## Assignment
Run through the data and copy out every line that mentions the word "connection".

** Opening Data supplied block **

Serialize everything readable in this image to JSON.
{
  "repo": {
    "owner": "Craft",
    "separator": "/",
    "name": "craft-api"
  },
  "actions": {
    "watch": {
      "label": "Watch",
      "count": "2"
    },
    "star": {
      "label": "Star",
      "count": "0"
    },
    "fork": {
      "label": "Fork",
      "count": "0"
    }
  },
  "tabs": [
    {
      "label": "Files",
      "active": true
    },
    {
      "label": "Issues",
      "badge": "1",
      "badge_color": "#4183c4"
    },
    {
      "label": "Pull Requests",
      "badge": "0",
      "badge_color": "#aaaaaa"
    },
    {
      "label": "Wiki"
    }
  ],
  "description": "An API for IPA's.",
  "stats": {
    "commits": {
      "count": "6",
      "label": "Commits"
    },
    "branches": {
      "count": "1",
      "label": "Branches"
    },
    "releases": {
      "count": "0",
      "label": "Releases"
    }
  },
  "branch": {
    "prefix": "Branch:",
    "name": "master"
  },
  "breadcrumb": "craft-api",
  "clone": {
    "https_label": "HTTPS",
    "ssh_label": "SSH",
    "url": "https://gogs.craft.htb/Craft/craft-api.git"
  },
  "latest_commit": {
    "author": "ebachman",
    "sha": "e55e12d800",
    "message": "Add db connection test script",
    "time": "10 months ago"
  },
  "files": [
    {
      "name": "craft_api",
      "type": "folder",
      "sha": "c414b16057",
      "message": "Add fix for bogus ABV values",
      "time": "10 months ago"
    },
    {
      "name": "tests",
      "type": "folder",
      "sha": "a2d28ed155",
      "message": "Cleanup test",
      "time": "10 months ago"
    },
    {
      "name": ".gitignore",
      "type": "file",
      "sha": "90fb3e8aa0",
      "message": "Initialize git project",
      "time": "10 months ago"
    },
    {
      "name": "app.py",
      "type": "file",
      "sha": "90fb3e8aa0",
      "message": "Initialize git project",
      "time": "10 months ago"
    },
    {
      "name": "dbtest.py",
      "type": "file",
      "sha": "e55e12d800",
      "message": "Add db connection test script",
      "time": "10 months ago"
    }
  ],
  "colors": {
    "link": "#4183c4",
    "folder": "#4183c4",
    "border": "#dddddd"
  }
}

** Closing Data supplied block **

## Answer space
    "message": "Add db connection test script",
      "message": "Add db connection test script",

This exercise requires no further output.